The X11 is 17.5″ long and the N12 is 20″ long with a hybrid wood handle.
They can make quick work of kindling on a campsite (and are probably a little bit overkill), but would work well in tandem with a saw for larger logs or some winter camping.
I would choose the X11 over the N12, simply because it’s half the price and so I don’t want to have to care for the wood handle (I have plenty of wood axes already).
X10 / Gerber Freescape 17.5″ / N10

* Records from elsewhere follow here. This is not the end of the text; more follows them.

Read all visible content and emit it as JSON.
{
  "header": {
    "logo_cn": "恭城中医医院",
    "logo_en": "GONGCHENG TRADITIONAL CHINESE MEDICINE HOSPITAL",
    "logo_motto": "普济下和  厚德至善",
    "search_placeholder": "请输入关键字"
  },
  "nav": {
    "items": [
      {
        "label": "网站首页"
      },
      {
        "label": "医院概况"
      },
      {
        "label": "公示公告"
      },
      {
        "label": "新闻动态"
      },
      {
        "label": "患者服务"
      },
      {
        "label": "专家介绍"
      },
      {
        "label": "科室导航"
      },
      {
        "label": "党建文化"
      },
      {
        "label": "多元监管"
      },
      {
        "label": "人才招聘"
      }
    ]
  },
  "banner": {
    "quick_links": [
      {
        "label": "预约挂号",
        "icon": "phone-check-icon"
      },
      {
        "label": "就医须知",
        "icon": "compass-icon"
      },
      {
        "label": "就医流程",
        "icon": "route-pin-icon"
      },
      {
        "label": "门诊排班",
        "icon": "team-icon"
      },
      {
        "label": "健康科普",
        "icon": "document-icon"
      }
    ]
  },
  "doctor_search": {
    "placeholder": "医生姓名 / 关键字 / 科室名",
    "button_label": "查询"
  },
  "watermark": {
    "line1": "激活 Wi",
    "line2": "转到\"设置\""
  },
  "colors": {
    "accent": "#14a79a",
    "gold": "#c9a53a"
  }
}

The 17″ chopping axes have a unique head shape compared to all other Fiskars axes. The blade is a thinner wedge before flaring slightly right before the handle. This makes it a better shape for Bushcraft-style chopping and shaping tasks. But it’s also still capable of splitting kindling. This makes a capable pack or camp axe.
The X10 is not commonly available in North America, so you will need to look for the Gerber Freescape 17.5 (Gerber is owned by Fiskars and the axe is identical).
Fiskars X7 is a classic go-to hatchet
The Fiskars X7 is massively popular and the standard Fiskars hatchet. It’s 14″ long and the stout wedge shape head is perfect for both chopping and splitting tasks.
The X7 would be my first choice for a kindling hatchet, car camping, and yard work. It’s very well designed and ridiculously affordable.
I would choose the X7 over the black, Gerber, or Norden versions. I like the overmold grip, and the X7 is just such a great price (the Gerber usually costs more).
X5 mini hatchet is perfect for your pack
The X5 is surprisingly quite good at splitting kindling and chopping wood. It is my favorite as an ultra-compact hatchet for backpacking (even over some of the more expensive options). It only weighs 0.56kg (1.3lbs), which makes it the lightest “real” axe out there. (see my article X5 vs Gerber Pack Axe)
It uses the same head as the X7, it’s just on a 9.5″ handle. To use it feels like your knuckles are at risk when splitting (though I have never hit them), and you lose prying ability for wood that doesn’t split first hit.
Depending on your pack consider the X7 even for backpacking. It is longer, but it only weighs 0.2lbs (3oz) more and you get a lot more capability and leverage.
There is a black Gerber branded version of this axe that can often be easier to find in USA/Canada. Here is the Gerber 9 on amazon.
If I missed something or you have any questions, feel free to leave me a comment below. I do my best to respond to everyone.
About the author:
I’m just a guy who likes axes – as a tool, the craft of restoring them, and the history. I got tired of only finding crap websites, so I set out to build a reliable one myself.
Jim B. – Owner, Creator